Benefits to Vermont
The Vermont Green Line will benefit Vermonters by:
- Lowering Vermont’s energy costs by approximately $40 million with the delivery of affordable renewable energy.
- Providing direct municipal tax revenue to the towns of Ferrisburgh, New Haven and Waltham
- Providing additional payments, above and beyond the necessary tax payments, to Ferrisburgh and New Haven
- Promoting local economic development with an estimated $300-$350 million in local investment that will generate:
- An average of 500 jobs to the Vermont economy during construction, with a peak of 760 jobs. About a quarter of those jobs would be construction-related, the remainder would be indirect jobs.
- An estimated $21 million to $23 million in state taxes from construction activities (payroll and equipment/materials)
- Improving grid reliability
Benefits to New York
- Making payments in lieu of taxes to Beekmantown
- Investing an estimated $150-200 million locally, which will generate:
- An average of 300 jobs during construction with a peak of 450 jobs.
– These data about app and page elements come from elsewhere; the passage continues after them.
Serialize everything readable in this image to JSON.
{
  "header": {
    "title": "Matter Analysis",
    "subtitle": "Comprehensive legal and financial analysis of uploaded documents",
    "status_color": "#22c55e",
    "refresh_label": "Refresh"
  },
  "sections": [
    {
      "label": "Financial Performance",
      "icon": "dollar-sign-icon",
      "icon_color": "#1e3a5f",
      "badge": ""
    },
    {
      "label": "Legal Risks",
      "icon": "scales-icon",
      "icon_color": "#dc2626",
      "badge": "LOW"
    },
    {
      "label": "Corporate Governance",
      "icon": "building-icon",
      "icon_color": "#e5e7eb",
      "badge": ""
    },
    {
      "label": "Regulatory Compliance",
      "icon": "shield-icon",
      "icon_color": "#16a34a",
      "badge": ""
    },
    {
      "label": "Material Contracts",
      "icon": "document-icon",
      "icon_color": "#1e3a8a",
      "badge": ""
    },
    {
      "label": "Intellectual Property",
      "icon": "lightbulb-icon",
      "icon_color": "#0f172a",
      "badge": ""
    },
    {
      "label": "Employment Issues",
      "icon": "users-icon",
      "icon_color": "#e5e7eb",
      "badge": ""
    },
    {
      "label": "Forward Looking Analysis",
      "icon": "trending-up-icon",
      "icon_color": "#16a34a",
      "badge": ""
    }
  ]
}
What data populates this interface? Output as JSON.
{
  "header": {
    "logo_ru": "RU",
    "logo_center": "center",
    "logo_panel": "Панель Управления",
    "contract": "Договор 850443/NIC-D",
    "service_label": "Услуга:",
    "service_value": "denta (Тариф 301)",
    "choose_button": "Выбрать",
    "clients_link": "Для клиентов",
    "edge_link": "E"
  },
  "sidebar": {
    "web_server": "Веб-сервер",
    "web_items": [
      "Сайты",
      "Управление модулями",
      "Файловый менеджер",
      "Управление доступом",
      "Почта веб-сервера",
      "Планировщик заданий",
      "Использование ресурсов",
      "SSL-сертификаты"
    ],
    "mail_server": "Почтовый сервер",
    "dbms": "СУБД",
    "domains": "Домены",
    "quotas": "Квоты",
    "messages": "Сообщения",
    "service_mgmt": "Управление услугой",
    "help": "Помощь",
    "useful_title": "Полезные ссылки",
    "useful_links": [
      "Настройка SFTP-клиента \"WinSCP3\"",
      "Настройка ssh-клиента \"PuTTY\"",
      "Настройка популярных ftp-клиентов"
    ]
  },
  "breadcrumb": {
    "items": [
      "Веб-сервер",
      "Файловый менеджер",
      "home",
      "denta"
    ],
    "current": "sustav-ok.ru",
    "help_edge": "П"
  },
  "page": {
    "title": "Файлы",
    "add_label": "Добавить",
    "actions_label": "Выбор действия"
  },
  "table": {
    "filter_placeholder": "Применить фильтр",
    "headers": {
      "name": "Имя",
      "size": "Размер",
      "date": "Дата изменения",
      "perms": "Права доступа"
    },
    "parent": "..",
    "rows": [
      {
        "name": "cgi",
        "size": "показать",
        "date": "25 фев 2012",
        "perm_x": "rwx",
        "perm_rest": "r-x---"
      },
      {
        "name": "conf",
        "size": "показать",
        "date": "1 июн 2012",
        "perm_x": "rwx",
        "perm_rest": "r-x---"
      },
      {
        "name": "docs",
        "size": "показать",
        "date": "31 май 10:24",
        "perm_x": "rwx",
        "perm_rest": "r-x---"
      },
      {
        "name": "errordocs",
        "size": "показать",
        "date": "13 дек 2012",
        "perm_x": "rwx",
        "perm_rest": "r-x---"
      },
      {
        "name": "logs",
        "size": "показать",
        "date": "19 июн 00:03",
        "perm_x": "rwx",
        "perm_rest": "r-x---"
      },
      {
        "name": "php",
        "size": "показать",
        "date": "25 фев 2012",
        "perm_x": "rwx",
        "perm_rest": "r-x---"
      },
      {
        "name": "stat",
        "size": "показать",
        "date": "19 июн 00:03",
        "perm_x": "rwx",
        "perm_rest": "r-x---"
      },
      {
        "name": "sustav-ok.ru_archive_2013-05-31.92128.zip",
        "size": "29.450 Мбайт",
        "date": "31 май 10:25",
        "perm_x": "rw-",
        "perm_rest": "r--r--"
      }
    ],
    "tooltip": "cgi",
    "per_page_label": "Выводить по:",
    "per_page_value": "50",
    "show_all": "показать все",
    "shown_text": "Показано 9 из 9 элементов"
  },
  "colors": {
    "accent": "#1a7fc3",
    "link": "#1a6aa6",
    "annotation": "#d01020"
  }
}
About 15% of these jobs would be in construction, the remainder would be indirect jobs. (Payroll expected around $55 million over 3 years)
- Creating new business and economic development opportunities by enabling additional wind generation and its attending jobs, tax, and economic benefits
- The Vermont Green Line will allow for future opportunities to New York State Electricity Generators in upstate New York to reach new markets previously unreachable due to transmission constraints
Benefits to New England
The Vermont Green Line will benefit New England energy customers by:
- Saving customers approximately $500 million with the delivery of affordable renewable energy; currently, energy bills in New England are among the highest in the country
- Lowering power production costs by approximately $900 million
- Helping to meet increasing state requirements for renewable energy and avoiding approximately $1 billion in “alternative compliance payments” over 20 years